*** INPUT DATA
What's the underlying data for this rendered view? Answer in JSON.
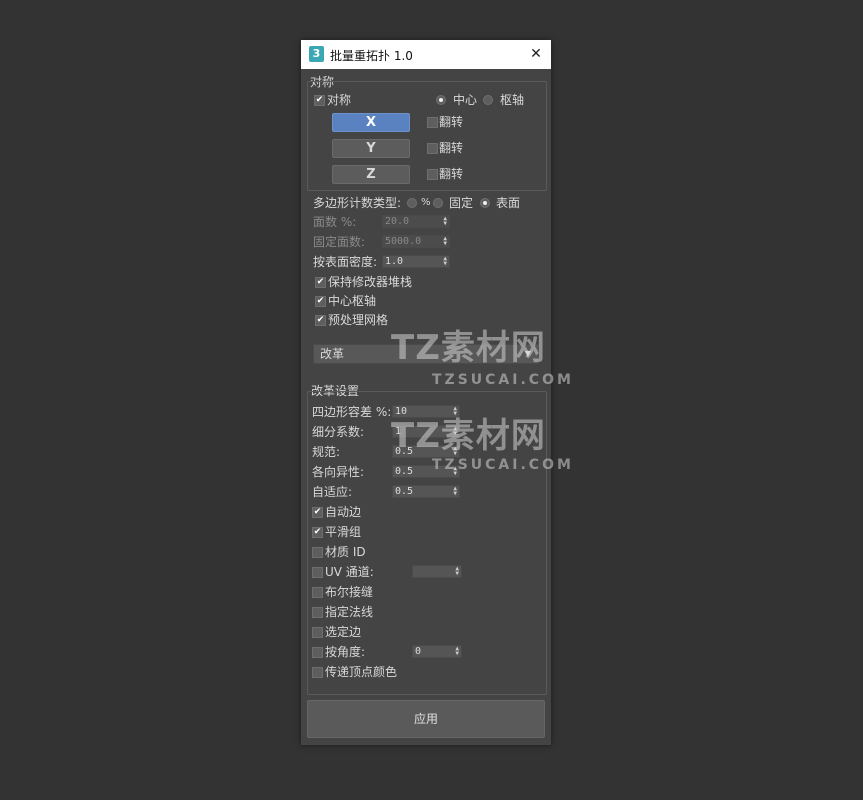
{
  "window": {
    "icon_glyph": "3",
    "title": "批量重拓扑 1.0",
    "close_glyph": "✕"
  },
  "symmetry": {
    "group_label": "对称",
    "enable_label": "对称",
    "enable_checked": true,
    "center_label": "中心",
    "pivot_label": "枢轴",
    "selected_mode": "center",
    "axes": [
      {
        "label": "X",
        "active": true,
        "flip_label": "翻转",
        "flip_checked": false
      },
      {
        "label": "Y",
        "active": false,
        "flip_label": "翻转",
        "flip_checked": false
      },
      {
        "label": "Z",
        "active": false,
        "flip_label": "翻转",
        "flip_checked": false
      }
    ]
  },
  "poly_count": {
    "type_label": "多边形计数类型:",
    "percent_label": "%",
    "fixed_label": "固定",
    "surface_label": "表面",
    "selected": "surface",
    "face_percent_label": "面数 %:",
    "face_percent_value": "20.0",
    "fixed_faces_label": "固定面数:",
    "fixed_faces_value": "5000.0",
    "surface_density_label": "按表面密度:",
    "surface_density_value": "1.0"
  },
  "options": [
    {
      "label": "保持修改器堆栈",
      "checked": true
    },
    {
      "label": "中心枢轴",
      "checked": true
    },
    {
      "label": "预处理网格",
      "checked": true
    }
  ],
  "method": {
    "selected": "改革"
  },
  "reform": {
    "group_label": "改革设置",
    "quad_tolerance_label": "四边形容差 %:",
    "quad_tolerance_value": "10",
    "subdivision_label": "细分系数:",
    "subdivision_value": "1",
    "regularize_label": "规范:",
    "regularize_value": "0.5",
    "anisotropy_label": "各向异性:",
    "anisotropy_value": "0.5",
    "adaptive_label": "自适应:",
    "adaptive_value": "0.5",
    "checks": [
      {
        "label": "自动边",
        "checked": true
      },
      {
        "label": "平滑组",
        "checked": true
      },
      {
        "label": "材质 ID",
        "checked": false
      },
      {
        "label": "UV 通道:",
        "checked": false
      },
      {
        "label": "布尔接缝",
        "checked": false
      },
      {
        "label": "指定法线",
        "checked": false
      },
      {
        "label": "选定边",
        "checked": false
      },
      {
        "label": "按角度:",
        "checked": false
      },
      {
        "label": "传递顶点颜色",
        "checked": false
      }
    ],
    "uv_channel_value": "",
    "angle_value": "0"
  },
  "apply_label": "应用",
  "watermark": {
    "brand": "TZ素材网",
    "domain": "TZSUCAI.COM"
  },
  "colors": {
    "accent": "#5b82c0",
    "panel": "#444444",
    "background": "#333333",
    "titlebar": "#ffffff"
  }
}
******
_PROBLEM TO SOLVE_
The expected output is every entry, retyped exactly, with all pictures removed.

_TASK OUTPUT_
What's the underlying data for this rendered view? Answer in JSON.
{
  "window": {
    "icon_glyph": "3",
    "title": "批量重拓扑 1.0",
    "close_glyph": "✕"
  },
  "symmetry": {
    "group_label": "对称",
    "enable_label": "对称",
    "enable_checked": true,
    "center_label": "中心",
    "pivot_label": "枢轴",
    "selected_mode": "center",
    "axes": [
      {
        "label": "X",
        "active": true,
        "flip_label": "翻转",
        "flip_checked": false
      },
      {
        "label": "Y",
        "active": false,
        "flip_label": "翻转",
        "flip_checked": false
      },
      {
        "label": "Z",
        "active": false,
        "flip_label": "翻转",
        "flip_checked": false
      }
    ]
  },
  "poly_count": {
    "type_label": "多边形计数类型:",
    "percent_label": "%",
    "fixed_label": "固定",
    "surface_label": "表面",
    "selected": "surface",
    "face_percent_label": "面数 %:",
    "face_percent_value": "20.0",
    "fixed_faces_label": "固定面数:",
    "fixed_faces_value": "5000.0",
    "surface_density_label": "按表面密度:",
    "surface_density_value": "1.0"
  },
  "options": [
    {
      "label": "保持修改器堆栈",
      "checked": true
    },
    {
      "label": "中心枢轴",
      "checked": true
    },
    {
      "label": "预处理网格",
      "checked": true
    }
  ],
  "method": {
    "selected": "改革"
  },
  "reform": {
    "group_label": "改革设置",
    "quad_tolerance_label": "四边形容差 %:",
    "quad_tolerance_value": "10",
    "subdivision_label": "细分系数:",
    "subdivision_value": "1",
    "regularize_label": "规范:",
    "regularize_value": "0.5",
    "anisotropy_label": "各向异性:",
    "anisotropy_value": "0.5",
    "adaptive_label": "自适应:",
    "adaptive_value": "0.5",
    "checks": [
      {
        "label": "自动边",
        "checked": true
      },
      {
        "label": "平滑组",
        "checked": true
      },
      {
        "label": "材质 ID",
        "checked": false
      },
      {
        "label": "UV 通道:",
        "checked": false
      },
      {
        "label": "布尔接缝",
        "checked": false
      },
      {
        "label": "指定法线",
        "checked": false
      },
      {
        "label": "选定边",
        "checked": false
      },
      {
        "label": "按角度:",
        "checked": false
      },
      {
        "label": "传递顶点颜色",
        "checked": false
      }
    ],
    "uv_channel_value": "",
    "angle_value": "0"
  },
  "apply_label": "应用",
  "watermark": {
    "brand": "TZ素材网",
    "domain": "TZSUCAI.COM"
  },
  "colors": {
    "accent": "#5b82c0",
    "panel": "#444444",
    "background": "#333333",
    "titlebar": "#ffffff"
  }
}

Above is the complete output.